Weeping Beech

Caring for a Weeping Beech

Of the “weeping” trees, landscapers and experts consider the weeping beech the most evocative of a sublime mix of melancholy and joy.  The beech’s pendant limbs dangle to ground curtaining the beech’s trunk, but forming as the Linden does in many Oxford-shire gardens, a recreational interior, often complete with benches for sitting.



In a well-maintained garden, only the Linden Tree rivals the weeping beach in terms of effect.  (Of course, the Linden has had the help of poets like Coleridge and Arnold to sing its praises for a century.)  The trained gardeners of Europe know just how to trim the beech’s mane to allow the sun’s dappled rays to nudge through just to fill the beech’s hollow interior with its warm glow.

A poorly trimmed beech however, is like a mutilated poodle, a pathetically sad sight.  Therefore, before you get to work on your weeping beech, you will want to learn how properly to trim this beautiful tree so that its full effects may shine through.

Hollowing out the Interior of the Weeping Beech

The first step to trimming your weeping beech is to dig out the interior enclosure of the tree in order to create the chamber within.  When trimming a beech to create this kind of Linden Tree effect, you always want to start at the interior of the tree and to work your way outward.  In addition, work top to bottom, which will make it both more effective in terms of time (less unnecessary cutting at the bottom) and in terms of final effect.

Begin by removing the branches that tangle this space and that make it difficult to walk and stand normally.  You always want to make sure that your weeping beech has reached a height that will allow this sort of trimming.  An immature beech will not give you enough space to work with and attempting to trim it is likely to cause injury.  The beech, experienced gardeners will tell you, is generally a fragile tree.

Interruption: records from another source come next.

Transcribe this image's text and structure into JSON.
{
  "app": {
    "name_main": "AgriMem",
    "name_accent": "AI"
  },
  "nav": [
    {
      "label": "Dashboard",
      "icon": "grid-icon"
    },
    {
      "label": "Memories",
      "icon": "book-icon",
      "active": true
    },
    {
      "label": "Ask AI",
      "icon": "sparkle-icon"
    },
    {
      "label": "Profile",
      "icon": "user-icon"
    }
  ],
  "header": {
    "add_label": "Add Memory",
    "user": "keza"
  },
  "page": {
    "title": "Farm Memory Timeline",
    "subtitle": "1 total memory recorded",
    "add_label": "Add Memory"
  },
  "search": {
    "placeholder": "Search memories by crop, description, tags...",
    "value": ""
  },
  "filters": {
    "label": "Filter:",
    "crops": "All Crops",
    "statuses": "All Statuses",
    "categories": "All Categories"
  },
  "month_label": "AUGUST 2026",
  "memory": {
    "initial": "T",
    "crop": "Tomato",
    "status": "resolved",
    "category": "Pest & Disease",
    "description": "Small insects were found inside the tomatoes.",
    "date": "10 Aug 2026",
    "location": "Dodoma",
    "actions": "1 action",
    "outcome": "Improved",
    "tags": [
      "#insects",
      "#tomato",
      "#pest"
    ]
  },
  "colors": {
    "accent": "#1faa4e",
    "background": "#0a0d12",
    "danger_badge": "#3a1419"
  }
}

Having trimmed out the interior, you should now be able to gain a sense of the beech’s architecture.  Look for transecting branches that cut across the tree, being especially watchful for those limbs that touch other branches.  These branches create a health threat for other branches and the whole tree because as they grow they may begin rub against the other branches rubbing away the bark and exposing the whole tree to diseases and damage.  Cut off these branches.

Trimming from the Exterior

Once you are done with the interior, you should go outside of the tree to take a good look at it from a bit of a distance.  If the tree appears overly full to you, you might consider cutting off some branches from the top.  Look for sickly and dead looking branches first when performing this procedure.  These weaker branches tend to sap the beech’s energy away from the healthy branches.  By cutting them, you help to concentrate the beech’s energies.  Try to cut evenly from both sides and to keep the tree as balanced as possible.  (Don’t cut all branches from one side, or you may find you have irrevocably ruined the symmetry of your beech.)


Having done these steps you can now get a good sense of where you still need to cut at the bottom.  The idea when cutting from the bottom is to keep the drooping branches from sweeping up dirt and disease where the branches touch the ground.

To avoid root rot further, another tip is to wood-chip mulch the area at the edge of the branches where run-off from rain showers will pool.  Doing so will limit the amount of root rot that your tree may be exposed to and thus extend the life of your beech.